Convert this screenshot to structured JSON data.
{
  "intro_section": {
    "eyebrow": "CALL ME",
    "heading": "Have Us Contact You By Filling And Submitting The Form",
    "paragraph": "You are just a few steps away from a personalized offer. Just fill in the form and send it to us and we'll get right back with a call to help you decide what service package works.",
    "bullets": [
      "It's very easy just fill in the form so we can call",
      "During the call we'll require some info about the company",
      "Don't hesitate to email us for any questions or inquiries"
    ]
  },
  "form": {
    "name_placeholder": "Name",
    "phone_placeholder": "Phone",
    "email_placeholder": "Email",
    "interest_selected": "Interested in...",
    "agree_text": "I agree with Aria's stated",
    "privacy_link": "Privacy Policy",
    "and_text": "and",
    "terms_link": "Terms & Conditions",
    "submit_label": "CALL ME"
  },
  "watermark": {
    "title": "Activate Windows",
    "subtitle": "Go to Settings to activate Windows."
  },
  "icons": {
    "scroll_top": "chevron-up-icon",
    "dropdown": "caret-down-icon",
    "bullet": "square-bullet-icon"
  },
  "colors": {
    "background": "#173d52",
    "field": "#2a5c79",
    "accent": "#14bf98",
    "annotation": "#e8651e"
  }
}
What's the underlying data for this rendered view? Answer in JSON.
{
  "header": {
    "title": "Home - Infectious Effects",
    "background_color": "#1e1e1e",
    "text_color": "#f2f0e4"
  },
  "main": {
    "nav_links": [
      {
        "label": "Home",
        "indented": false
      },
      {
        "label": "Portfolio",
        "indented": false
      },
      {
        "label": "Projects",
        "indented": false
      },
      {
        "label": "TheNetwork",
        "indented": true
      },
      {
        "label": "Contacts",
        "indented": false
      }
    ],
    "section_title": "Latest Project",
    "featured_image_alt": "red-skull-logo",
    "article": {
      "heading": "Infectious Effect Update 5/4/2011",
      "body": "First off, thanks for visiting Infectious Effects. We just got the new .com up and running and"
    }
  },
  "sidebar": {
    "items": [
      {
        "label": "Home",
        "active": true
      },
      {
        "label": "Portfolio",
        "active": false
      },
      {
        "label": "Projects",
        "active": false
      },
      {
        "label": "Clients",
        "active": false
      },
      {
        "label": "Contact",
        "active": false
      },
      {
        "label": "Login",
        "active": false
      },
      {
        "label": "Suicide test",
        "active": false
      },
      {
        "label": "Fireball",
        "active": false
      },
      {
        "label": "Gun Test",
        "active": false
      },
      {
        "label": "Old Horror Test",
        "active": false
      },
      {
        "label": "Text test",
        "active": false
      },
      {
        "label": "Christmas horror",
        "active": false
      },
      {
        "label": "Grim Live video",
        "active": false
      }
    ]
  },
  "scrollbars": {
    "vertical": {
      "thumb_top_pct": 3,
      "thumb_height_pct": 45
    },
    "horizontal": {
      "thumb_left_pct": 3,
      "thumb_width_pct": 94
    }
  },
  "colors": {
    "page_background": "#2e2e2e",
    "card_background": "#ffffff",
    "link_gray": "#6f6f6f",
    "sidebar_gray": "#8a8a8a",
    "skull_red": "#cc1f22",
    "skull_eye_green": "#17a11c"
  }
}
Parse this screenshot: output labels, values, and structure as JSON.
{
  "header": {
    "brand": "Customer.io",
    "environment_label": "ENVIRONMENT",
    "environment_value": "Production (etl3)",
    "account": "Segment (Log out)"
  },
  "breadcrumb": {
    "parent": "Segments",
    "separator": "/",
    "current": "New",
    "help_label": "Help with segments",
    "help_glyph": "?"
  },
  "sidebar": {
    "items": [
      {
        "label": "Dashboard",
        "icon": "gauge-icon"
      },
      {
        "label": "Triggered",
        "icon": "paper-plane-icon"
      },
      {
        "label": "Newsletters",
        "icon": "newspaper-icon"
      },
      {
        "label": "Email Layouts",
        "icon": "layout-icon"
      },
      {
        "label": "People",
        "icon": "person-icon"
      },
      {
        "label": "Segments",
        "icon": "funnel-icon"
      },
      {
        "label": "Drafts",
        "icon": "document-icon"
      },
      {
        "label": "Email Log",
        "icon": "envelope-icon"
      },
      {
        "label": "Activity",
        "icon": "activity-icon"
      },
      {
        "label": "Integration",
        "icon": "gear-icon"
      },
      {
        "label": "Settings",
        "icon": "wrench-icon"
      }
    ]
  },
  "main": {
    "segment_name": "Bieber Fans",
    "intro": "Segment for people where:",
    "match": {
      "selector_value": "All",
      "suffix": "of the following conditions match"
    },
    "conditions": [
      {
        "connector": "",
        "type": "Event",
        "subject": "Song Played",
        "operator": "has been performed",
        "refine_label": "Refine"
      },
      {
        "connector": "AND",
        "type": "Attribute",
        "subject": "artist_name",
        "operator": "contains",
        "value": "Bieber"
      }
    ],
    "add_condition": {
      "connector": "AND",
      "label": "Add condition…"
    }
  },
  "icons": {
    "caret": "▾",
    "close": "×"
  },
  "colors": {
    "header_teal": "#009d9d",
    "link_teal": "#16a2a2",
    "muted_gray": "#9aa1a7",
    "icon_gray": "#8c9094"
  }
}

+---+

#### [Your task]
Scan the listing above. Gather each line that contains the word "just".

#### [Response]
    "paragraph": "You are just a few steps away from a personalized offer. Just fill in the form and send it to us and we'll get right back with a call to help you decide what service package works.",
      "It's very easy just fill in the form so we can call",
      "body": "First off, thanks for visiting Infectious Effects. We just got the new .com up and running and"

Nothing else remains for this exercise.